A few days ago, I was on the beach with my daughter and we did this simple yoga pose against the stunning sunset (she is the taller one). I was filled with gratitude for the moment: for being blessed enough to have this girl who is ever so close to me and for the life that I now have. I said a little prayer of thanks.

Life had always been good to me. Then two years ago, the light went out. I couldn’t believe how savagely it hit me, but it taught me gratitude. Because two years ago, I was so ill that I could not lift my arms above my head without feeling out of breath. Now I could! I could hold this pose! I am grateful!

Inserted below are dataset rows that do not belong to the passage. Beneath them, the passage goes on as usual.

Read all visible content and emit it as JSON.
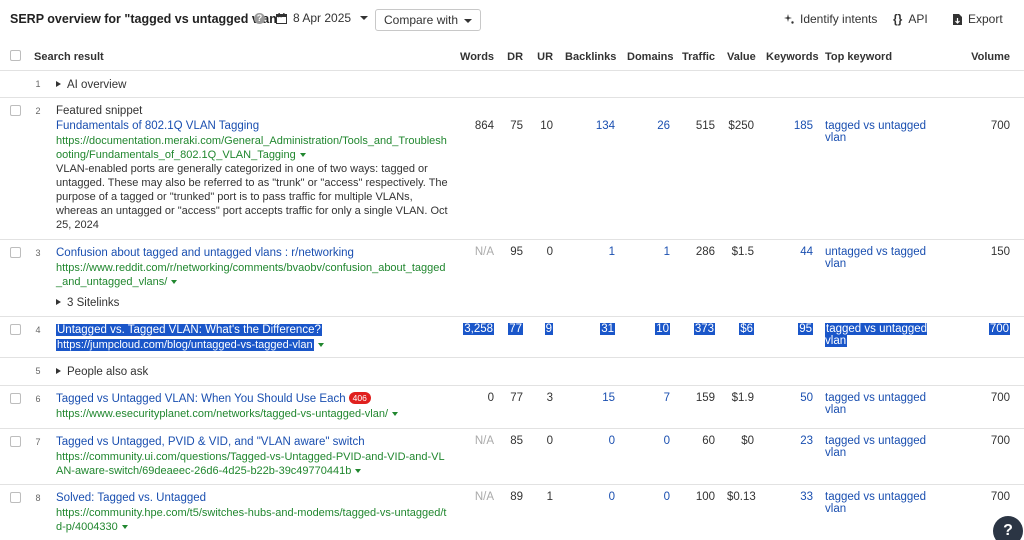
{
  "header": {
    "title": "SERP overview for \"tagged vs untagged vlan\"",
    "help_glyph": "?",
    "date": "8 Apr 2025",
    "compare_label": "Compare with",
    "identify_label": "Identify intents",
    "api_label": "API",
    "export_label": "Export"
  },
  "columns": {
    "search_result": "Search result",
    "words": "Words",
    "dr": "DR",
    "ur": "UR",
    "backlinks": "Backlinks",
    "domains": "Domains",
    "traffic": "Traffic",
    "value": "Value",
    "keywords": "Keywords",
    "top_keyword": "Top keyword",
    "volume": "Volume"
  },
  "rows": {
    "r1": {
      "pos": "1",
      "label": "AI overview"
    },
    "r2": {
      "pos": "2",
      "type": "Featured snippet",
      "title": "Fundamentals of 802.1Q VLAN Tagging",
      "url": "https://documentation.meraki.com/General_Administration/Tools_and_Troubleshooting/Fundamentals_of_802.1Q_VLAN_Tagging",
      "desc": "VLAN-enabled ports are generally categorized in one of two ways: tagged or untagged. These may also be referred to as \"trunk\" or \"access\" respectively. The purpose of a tagged or \"trunked\" port is to pass traffic for multiple VLANs, whereas an untagged or \"access\" port accepts traffic for only a single VLAN. Oct 25, 2024",
      "words": "864",
      "dr": "75",
      "ur": "10",
      "backlinks": "134",
      "domains": "26",
      "traffic": "515",
      "value": "$250",
      "keywords": "185",
      "top_keyword": "tagged vs untagged vlan",
      "volume": "700"
    },
    "r3": {
      "pos": "3",
      "title": "Confusion about tagged and untagged vlans : r/networking",
      "url": "https://www.reddit.com/r/networking/comments/bvaobv/confusion_about_tagged_and_untagged_vlans/",
      "sitelinks": "3 Sitelinks",
      "words": "N/A",
      "dr": "95",
      "ur": "0",
      "backlinks": "1",
      "domains": "1",
      "traffic": "286",
      "value": "$1.5",
      "keywords": "44",
      "top_keyword": "untagged vs tagged vlan",
      "volume": "150"
    },
    "r4": {
      "pos": "4",
      "title": "Untagged vs. Tagged VLAN: What's the Difference?",
      "url": "https://jumpcloud.com/blog/untagged-vs-tagged-vlan",
      "words": "3,258",
      "dr": "77",
      "ur": "9",
      "backlinks": "31",
      "domains": "10",
      "traffic": "373",
      "value": "$6",
      "keywords": "95",
      "top_keyword": "tagged vs untagged vlan",
      "volume": "700"
    },
    "r5": {
      "pos": "5",
      "label": "People also ask"
    },
    "r6": {
      "pos": "6",
      "title": "Tagged vs Untagged VLAN: When You Should Use Each",
      "badge": "406",
      "url": "https://www.esecurityplanet.com/networks/tagged-vs-untagged-vlan/",
      "words": "0",
      "dr": "77",
      "ur": "3",
      "backlinks": "15",
      "domains": "7",
      "traffic": "159",
      "value": "$1.9",
      "keywords": "50",
      "top_keyword": "tagged vs untagged vlan",
      "volume": "700"
    },
    "r7": {
      "pos": "7",
      "title": "Tagged vs Untagged, PVID & VID, and \"VLAN aware\" switch",
      "url": "https://community.ui.com/questions/Tagged-vs-Untagged-PVID-and-VID-and-VLAN-aware-switch/69deaeec-26d6-4d25-b22b-39c49770441b",
      "words": "N/A",
      "dr": "85",
      "ur": "0",
      "backlinks": "0",
      "domains": "0",
      "traffic": "60",
      "value": "$0",
      "keywords": "23",
      "top_keyword": "tagged vs untagged vlan",
      "volume": "700"
    },
    "r8": {
      "pos": "8",
      "title": "Solved: Tagged vs. Untagged",
      "url": "https://community.hpe.com/t5/switches-hubs-and-modems/tagged-vs-untagged/td-p/4004330",
      "words": "N/A",
      "dr": "89",
      "ur": "1",
      "backlinks": "0",
      "domains": "0",
      "traffic": "100",
      "value": "$0.13",
      "keywords": "33",
      "top_keyword": "tagged vs untagged vlan",
      "volume": "700"
    }
  },
  "help_fab": "?",
  "colors": {
    "link": "#1a4fb0",
    "url": "#21872f",
    "selection": "#1a56c9",
    "badge": "#e0201e"
  }
}
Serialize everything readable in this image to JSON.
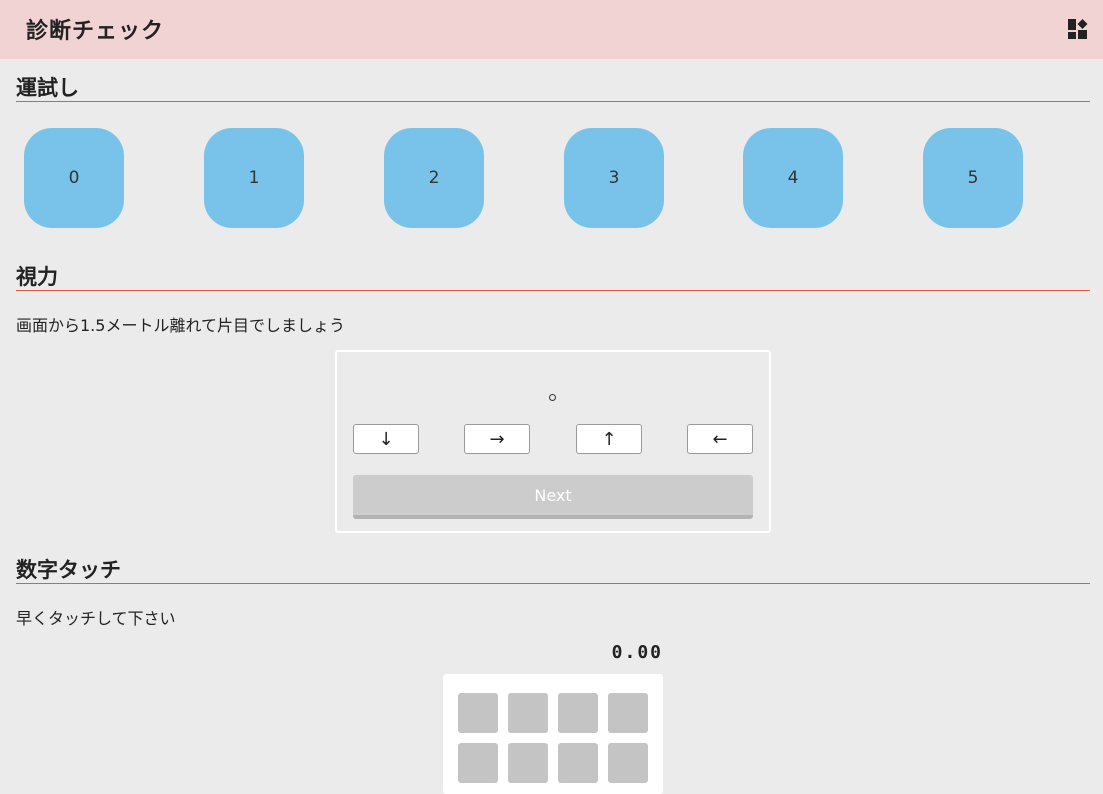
{
  "header": {
    "title": "診断チェック",
    "menu_icon": "dashboard-shapes-icon"
  },
  "fortune": {
    "title": "運試し",
    "buttons": [
      "0",
      "1",
      "2",
      "3",
      "4",
      "5"
    ],
    "button_color": "#79c3ea"
  },
  "vision": {
    "title": "視力",
    "description": "画面から1.5メートル離れて片目でしましょう",
    "target_icon": "landolt-ring-icon",
    "arrows": [
      "↓",
      "→",
      "↑",
      "←"
    ],
    "next_label": "Next"
  },
  "number_touch": {
    "title": "数字タッチ",
    "description": "早くタッチして下さい",
    "timer": "0.00",
    "tile_count": 8
  },
  "colors": {
    "header_bg": "#f2d3d4",
    "rule": "#e15a4a",
    "page_bg": "#ebebeb"
  }
}
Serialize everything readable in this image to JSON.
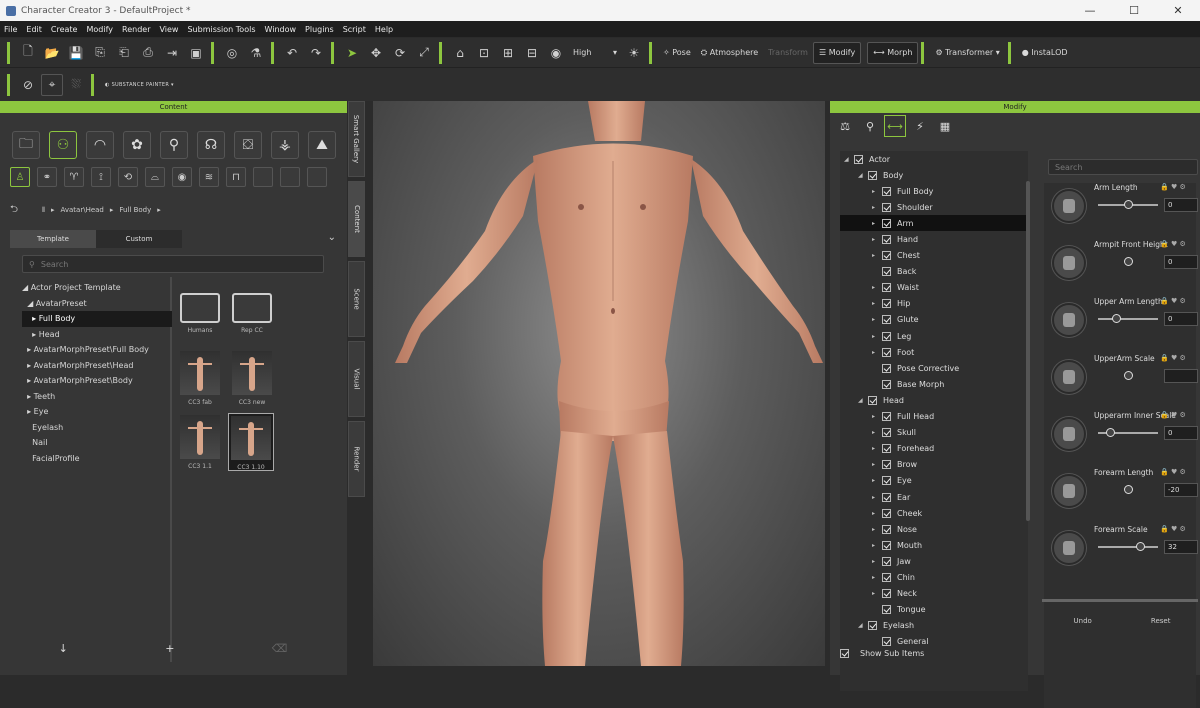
{
  "window": {
    "title": "Character Creator 3 - DefaultProject *"
  },
  "menu": [
    "File",
    "Edit",
    "Create",
    "Modify",
    "Render",
    "View",
    "Submission Tools",
    "Window",
    "Plugins",
    "Script",
    "Help"
  ],
  "toolbar": {
    "quality": "High",
    "pose_label": "Pose",
    "atmosphere_label": "Atmosphere",
    "disabled_label": "Transform",
    "modify_label": "Modify",
    "morph_label": "Morph",
    "transformer_label": "Transformer",
    "insta_label": "InstaLOD",
    "substance_label": "SUBSTANCE PAINTER"
  },
  "content_panel": {
    "header": "Content",
    "breadcrumb": [
      "Avatar\\Head",
      "Full Body"
    ],
    "tabs": [
      "Template",
      "Custom"
    ],
    "search_placeholder": "Search",
    "tree": [
      {
        "label": "Actor Project Template",
        "prefix": "◢ "
      },
      {
        "label": "AvatarPreset",
        "prefix": "  ◢ "
      },
      {
        "label": "Full Body",
        "prefix": "    ▸ ",
        "selected": true
      },
      {
        "label": "Head",
        "prefix": "    ▸ "
      },
      {
        "label": "AvatarMorphPreset\\Full Body",
        "prefix": "  ▸ "
      },
      {
        "label": "AvatarMorphPreset\\Head",
        "prefix": "  ▸ "
      },
      {
        "label": "AvatarMorphPreset\\Body",
        "prefix": "  ▸ "
      },
      {
        "label": "Teeth",
        "prefix": "  ▸ "
      },
      {
        "label": "Eye",
        "prefix": "  ▸ "
      },
      {
        "label": "Eyelash",
        "prefix": "    "
      },
      {
        "label": "Nail",
        "prefix": "    "
      },
      {
        "label": "FacialProfile",
        "prefix": "    "
      }
    ],
    "thumbnails": [
      {
        "caption": "Humans"
      },
      {
        "caption": "Rep CC"
      },
      {
        "caption": "CC3 fab"
      },
      {
        "caption": "CC3 new"
      },
      {
        "caption": "CC3 1.1"
      },
      {
        "caption": "CC3 1.10"
      }
    ]
  },
  "side_tabs": [
    "Smart Gallery",
    "Content",
    "Scene",
    "Visual",
    "Render"
  ],
  "modify_panel": {
    "header": "Modify",
    "search_placeholder": "Search",
    "tree": [
      {
        "label": "Actor",
        "depth": 0,
        "arrow": "◢"
      },
      {
        "label": "Body",
        "depth": 1,
        "arrow": "◢"
      },
      {
        "label": "Full Body",
        "depth": 2,
        "arrow": "▸"
      },
      {
        "label": "Shoulder",
        "depth": 2,
        "arrow": "▸"
      },
      {
        "label": "Arm",
        "depth": 2,
        "arrow": "▸",
        "selected": true
      },
      {
        "label": "Hand",
        "depth": 2,
        "arrow": "▸"
      },
      {
        "label": "Chest",
        "depth": 2,
        "arrow": "▸"
      },
      {
        "label": "Back",
        "depth": 2,
        "arrow": ""
      },
      {
        "label": "Waist",
        "depth": 2,
        "arrow": "▸"
      },
      {
        "label": "Hip",
        "depth": 2,
        "arrow": "▸"
      },
      {
        "label": "Glute",
        "depth": 2,
        "arrow": "▸"
      },
      {
        "label": "Leg",
        "depth": 2,
        "arrow": "▸"
      },
      {
        "label": "Foot",
        "depth": 2,
        "arrow": "▸"
      },
      {
        "label": "Pose Corrective",
        "depth": 2,
        "arrow": ""
      },
      {
        "label": "Base Morph",
        "depth": 2,
        "arrow": ""
      },
      {
        "label": "Head",
        "depth": 1,
        "arrow": "◢"
      },
      {
        "label": "Full Head",
        "depth": 2,
        "arrow": "▸"
      },
      {
        "label": "Skull",
        "depth": 2,
        "arrow": "▸"
      },
      {
        "label": "Forehead",
        "depth": 2,
        "arrow": "▸"
      },
      {
        "label": "Brow",
        "depth": 2,
        "arrow": "▸"
      },
      {
        "label": "Eye",
        "depth": 2,
        "arrow": "▸"
      },
      {
        "label": "Ear",
        "depth": 2,
        "arrow": "▸"
      },
      {
        "label": "Cheek",
        "depth": 2,
        "arrow": "▸"
      },
      {
        "label": "Nose",
        "depth": 2,
        "arrow": "▸"
      },
      {
        "label": "Mouth",
        "depth": 2,
        "arrow": "▸"
      },
      {
        "label": "Jaw",
        "depth": 2,
        "arrow": "▸"
      },
      {
        "label": "Chin",
        "depth": 2,
        "arrow": "▸"
      },
      {
        "label": "Neck",
        "depth": 2,
        "arrow": "▸"
      },
      {
        "label": "Tongue",
        "depth": 2,
        "arrow": ""
      },
      {
        "label": "Eyelash",
        "depth": 1,
        "arrow": "◢"
      },
      {
        "label": "General",
        "depth": 2,
        "arrow": ""
      }
    ],
    "sliders": [
      {
        "label": "Arm Length",
        "value": "0",
        "pos": 0.5,
        "has_track": true
      },
      {
        "label": "Armpit Front Height",
        "value": "0",
        "pos": 0.5,
        "has_track": false
      },
      {
        "label": "Upper Arm Length",
        "value": "0",
        "pos": 0.3,
        "has_track": true
      },
      {
        "label": "UpperArm Scale",
        "value": "",
        "pos": 0.5,
        "has_track": false
      },
      {
        "label": "Upperarm Inner Scale",
        "value": "0",
        "pos": 0.2,
        "has_track": true
      },
      {
        "label": "Forearm Length",
        "value": "-20",
        "pos": 0.5,
        "has_track": false
      },
      {
        "label": "Forearm Scale",
        "value": "32",
        "pos": 0.7,
        "has_track": true
      }
    ],
    "slider_icons": "🔒 ♥ ⚙",
    "footer_left": "Undo",
    "footer_right": "Reset",
    "show_sub_items": "Show Sub Items"
  }
}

You see, I never expected to lose my health to the extent that I can’t do simple things like this pose.  I was eating well, and I was going to yoga and the gym several times a week. But I was being eaten up on the inside: emotionally and mentally, I was being wrecked. I was too wrecked to be grateful for what I still had. And within a short time-frame, my body lost its will to be well.

My partner said the look in my eyes frightened him, but he never gave up on me, despite my uncertain prognosis at that time. “I will carry you for the rest of your days,” he had said, kissing my fingertips. “We’ll still go on dates, hey, Jac?”

I am grateful, and I hold on to this gratitude when he drives me crazy. These little things that make me mad are nothing compared to the big things he had done for me: I look back at our history and it is filled with his good deeds for me, even when we were just acquaintances.

“Thank you,” I often say to him, thinking about the things he had done for me, including the cups of tea he brings me, and he would just shrug, ‘I must have owed you a bloody big debt in my previous life.”

This is the thing about gratitude. If you are grateful, the universe thinks, “Ah, she likes it. I’ll give her more.” The converse is also true: if you stop practicing it, you might lose something or someone of great value, who thinks, “I am not wanted, so I will leave”.

Dankbaar om een stukje u, Hennie